- Standing Seam – As one of the most popular metal roofing options for homes, standing seam offers unmatched durability and longevity, and makes it easy to add solar panels without drilling holes in the roof (something that can undoubtedly shorten the lifespan of a shingle roof).
- Metal Shingles – Another popular option for homeowners interested in a lifetime roofing system. When it comes to architecturally complex roofs, metal shingles, shakes, and tiles are easier to install than standing seam, which is why they generally cost slightly less to install than standing seam metal panels.
- PVC Membrane – One of the longest-lasting single-ply roofing options for flat and low-sloped roofs.
Under what? It used to be called tar paper (which is still used) or 15Lbs to 30Lbs felt, but there’s a whole range of underlayment materials in play today.
Roofing underlayment is a water resistant or waterproof material that is installed directly on your roof deck. It is often the last line of protection from rain, snow, and ice, along with the Ice and Water shield used at the eaves and in the valleys of a roof.
Invest in the best quality underlayment like a breathable (for a more balanced attic and roof deck ventilation) synthetic undelayment from GAF or Owens Corning if your area experiences harsh winters and/or torrential, wind-driven rain.
Annual Inspection and Maintenance
It’s important to have your roof checked by a pro every year. And you should eyeball it from the ground or by getting up on a ladder after major storms. If any damage has occurred, fix it before major issues develop.
Maintenance should include gutter cleaning, flashing inspection, removing debris, moss, or algae, and trimming overhanging branches.
Roofing Materials – Lifespan and the Warranty
A manufacturer’s warranty is intended to provide protection against defects in the product or defects in the manufacturing process for a specified length of time. This means that the manufacturer will repair or replace the roof if the materials fail and it’s their fault. This usually means something went wrong in the manufacturing process.
Fact: Warranties do not mean that your roof will last as long as the warranty period. Many things can cause a roof to need replacement before the warranty expires. And they certainly do not mean that the roof will look newly installed for the length of the warranty.
It’s an “open secret” in the roofing industry that manufacturers rarely pay on warranties. In their eyes, it is usually the installer’s fault, the result of normal wear and tear or an act of Mother Nature that caused your roof to fail. None of those issues are covered.
Proper Installation is Crucial
Yes, we’ve said this. Repeatedly.

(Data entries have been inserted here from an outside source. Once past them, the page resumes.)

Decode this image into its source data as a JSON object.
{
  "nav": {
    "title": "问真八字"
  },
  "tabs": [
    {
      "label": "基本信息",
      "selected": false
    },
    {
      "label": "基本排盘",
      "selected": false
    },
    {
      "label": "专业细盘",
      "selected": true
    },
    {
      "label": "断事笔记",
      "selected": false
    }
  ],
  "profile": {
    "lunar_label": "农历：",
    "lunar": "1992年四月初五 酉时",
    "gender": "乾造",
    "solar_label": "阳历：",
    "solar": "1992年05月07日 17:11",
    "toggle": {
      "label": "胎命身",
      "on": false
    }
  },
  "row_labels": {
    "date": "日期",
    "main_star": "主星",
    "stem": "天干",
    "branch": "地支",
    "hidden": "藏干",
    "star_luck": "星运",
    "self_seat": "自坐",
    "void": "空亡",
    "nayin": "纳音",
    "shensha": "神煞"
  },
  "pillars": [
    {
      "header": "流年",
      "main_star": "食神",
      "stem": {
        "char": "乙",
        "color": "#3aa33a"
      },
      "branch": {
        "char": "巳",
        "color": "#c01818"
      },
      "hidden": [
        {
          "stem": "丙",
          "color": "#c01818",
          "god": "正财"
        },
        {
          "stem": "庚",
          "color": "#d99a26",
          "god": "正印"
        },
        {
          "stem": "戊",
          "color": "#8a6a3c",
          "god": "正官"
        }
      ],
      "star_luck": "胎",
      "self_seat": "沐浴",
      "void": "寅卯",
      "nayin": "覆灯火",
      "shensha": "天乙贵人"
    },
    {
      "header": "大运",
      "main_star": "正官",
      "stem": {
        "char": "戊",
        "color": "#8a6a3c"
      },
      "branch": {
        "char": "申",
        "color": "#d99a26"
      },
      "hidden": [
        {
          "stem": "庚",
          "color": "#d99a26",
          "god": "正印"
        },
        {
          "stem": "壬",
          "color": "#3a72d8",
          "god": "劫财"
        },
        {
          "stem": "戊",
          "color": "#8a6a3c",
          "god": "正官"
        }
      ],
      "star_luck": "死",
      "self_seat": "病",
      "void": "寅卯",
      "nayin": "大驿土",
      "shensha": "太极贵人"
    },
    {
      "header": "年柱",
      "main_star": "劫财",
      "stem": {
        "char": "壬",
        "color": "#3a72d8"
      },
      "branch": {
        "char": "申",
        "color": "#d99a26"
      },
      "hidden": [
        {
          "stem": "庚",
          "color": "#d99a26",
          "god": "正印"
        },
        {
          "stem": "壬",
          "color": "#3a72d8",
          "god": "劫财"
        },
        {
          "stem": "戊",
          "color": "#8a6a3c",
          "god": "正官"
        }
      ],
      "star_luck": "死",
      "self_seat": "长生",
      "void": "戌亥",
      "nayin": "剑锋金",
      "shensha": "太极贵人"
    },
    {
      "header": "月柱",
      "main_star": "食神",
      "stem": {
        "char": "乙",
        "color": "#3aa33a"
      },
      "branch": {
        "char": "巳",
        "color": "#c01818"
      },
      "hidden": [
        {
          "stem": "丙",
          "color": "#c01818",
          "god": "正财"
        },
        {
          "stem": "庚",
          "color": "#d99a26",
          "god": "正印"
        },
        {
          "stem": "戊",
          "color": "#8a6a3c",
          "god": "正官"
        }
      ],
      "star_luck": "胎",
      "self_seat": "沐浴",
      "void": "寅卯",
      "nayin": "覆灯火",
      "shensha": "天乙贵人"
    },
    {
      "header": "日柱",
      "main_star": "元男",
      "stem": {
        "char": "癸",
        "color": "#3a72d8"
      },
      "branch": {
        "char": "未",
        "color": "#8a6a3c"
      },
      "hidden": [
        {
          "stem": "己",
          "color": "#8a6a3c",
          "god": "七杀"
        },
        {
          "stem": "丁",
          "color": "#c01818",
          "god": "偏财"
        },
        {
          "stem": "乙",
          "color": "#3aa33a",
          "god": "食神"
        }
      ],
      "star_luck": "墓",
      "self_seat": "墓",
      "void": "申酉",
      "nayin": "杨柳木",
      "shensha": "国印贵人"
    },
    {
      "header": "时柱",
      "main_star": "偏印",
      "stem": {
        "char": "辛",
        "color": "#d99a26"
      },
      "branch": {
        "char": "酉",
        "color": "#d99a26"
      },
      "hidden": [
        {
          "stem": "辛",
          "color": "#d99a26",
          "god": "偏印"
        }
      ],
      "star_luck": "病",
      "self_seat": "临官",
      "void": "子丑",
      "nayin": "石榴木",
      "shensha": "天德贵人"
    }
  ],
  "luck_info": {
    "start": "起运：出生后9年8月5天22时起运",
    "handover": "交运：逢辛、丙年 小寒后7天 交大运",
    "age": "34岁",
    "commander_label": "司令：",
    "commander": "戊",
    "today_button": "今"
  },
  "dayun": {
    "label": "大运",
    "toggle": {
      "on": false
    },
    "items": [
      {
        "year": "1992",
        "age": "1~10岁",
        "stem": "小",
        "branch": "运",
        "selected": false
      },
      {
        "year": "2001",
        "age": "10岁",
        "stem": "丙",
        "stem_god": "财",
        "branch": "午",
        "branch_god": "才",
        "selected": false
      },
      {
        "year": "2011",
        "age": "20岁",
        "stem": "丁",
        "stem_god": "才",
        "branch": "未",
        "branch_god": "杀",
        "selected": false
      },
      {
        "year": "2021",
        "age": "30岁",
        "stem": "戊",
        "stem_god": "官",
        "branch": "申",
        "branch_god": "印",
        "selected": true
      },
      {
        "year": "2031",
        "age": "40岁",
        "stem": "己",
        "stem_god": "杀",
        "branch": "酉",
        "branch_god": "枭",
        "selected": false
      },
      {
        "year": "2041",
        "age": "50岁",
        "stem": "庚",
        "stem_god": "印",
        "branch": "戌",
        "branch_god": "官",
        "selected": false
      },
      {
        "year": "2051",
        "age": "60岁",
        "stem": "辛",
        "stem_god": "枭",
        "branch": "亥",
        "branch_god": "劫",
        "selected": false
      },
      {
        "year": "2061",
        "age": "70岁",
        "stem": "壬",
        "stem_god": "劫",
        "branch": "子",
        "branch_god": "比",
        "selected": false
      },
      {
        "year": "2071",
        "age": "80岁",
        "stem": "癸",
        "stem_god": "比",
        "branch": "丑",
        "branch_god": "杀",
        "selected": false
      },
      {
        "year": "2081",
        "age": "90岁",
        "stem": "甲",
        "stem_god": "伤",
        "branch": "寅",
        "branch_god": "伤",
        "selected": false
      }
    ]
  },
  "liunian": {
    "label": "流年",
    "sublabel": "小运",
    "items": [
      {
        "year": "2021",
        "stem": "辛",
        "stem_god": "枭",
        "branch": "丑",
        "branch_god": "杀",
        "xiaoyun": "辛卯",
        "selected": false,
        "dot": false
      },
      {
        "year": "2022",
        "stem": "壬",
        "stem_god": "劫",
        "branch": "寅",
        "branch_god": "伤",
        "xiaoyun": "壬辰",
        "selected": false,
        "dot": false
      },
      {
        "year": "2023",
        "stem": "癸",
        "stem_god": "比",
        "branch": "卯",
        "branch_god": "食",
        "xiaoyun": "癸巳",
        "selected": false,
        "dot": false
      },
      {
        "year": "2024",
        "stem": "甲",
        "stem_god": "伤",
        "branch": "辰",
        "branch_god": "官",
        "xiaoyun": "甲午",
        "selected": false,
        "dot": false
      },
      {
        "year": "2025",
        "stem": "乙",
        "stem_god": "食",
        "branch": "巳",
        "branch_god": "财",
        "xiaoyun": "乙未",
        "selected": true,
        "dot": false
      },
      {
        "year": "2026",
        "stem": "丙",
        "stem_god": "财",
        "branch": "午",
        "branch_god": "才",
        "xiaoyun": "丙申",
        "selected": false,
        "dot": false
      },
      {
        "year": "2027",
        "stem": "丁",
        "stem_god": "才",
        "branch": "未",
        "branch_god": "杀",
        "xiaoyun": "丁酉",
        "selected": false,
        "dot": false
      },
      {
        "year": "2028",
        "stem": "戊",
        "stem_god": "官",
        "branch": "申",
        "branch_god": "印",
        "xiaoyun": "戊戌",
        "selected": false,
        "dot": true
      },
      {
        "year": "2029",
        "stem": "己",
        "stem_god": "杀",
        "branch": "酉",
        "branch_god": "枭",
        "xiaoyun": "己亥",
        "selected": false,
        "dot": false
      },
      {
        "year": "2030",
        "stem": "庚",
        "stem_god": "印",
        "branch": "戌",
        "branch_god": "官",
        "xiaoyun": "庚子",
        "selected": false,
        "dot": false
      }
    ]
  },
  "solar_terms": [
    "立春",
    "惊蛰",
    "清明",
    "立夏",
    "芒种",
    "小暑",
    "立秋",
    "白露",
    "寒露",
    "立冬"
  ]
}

But the life of a roof depends on many factors, and none are more vital than installing the roof the way it was meant to be done. Fail here, and the roof will fail before its time.
Don’t skimp on quality by going with a cheap installer. That doesn’t mean you have to go with the highest bid, but make sure the people you hire have a good track record installing the kind of roofing you’ve selected.
It might even be worth checking to ensure they’ve installed the specific brand of shingles or metal or tiles you choose. They all have slightly different installation
Roof Replacement Options and Average Estimates for a 2,000 to 2,200 Square Foot Home
Learn more about popular roof replacement options and compare costs here: https://www.remodelingcosts.org/roof-replacement-cost/
3-Tab Asphalt Shingles: $10,000 to $12,500
30-year Shingles: $10,500 to $19,800
50-year (Thicker) Premium Shingles: $11,500 to $20,500
EPDM Rubber Membrane: $10,500 to $17,500
TPO or PVC Membrane: $11,500 to $20,500
Wood Shingles: $15,500 to $27,500
Steel Shingles: $15,500 to $27,500
Aluminum Shingles: $16,500 to $29,500
Standing Seam: $18,500 to $31,500
Natural Slate: $25,000 to $50,500
Concrete Tiles: $25,000 to $40,500
Clay Tiles: $25,000 to $45,500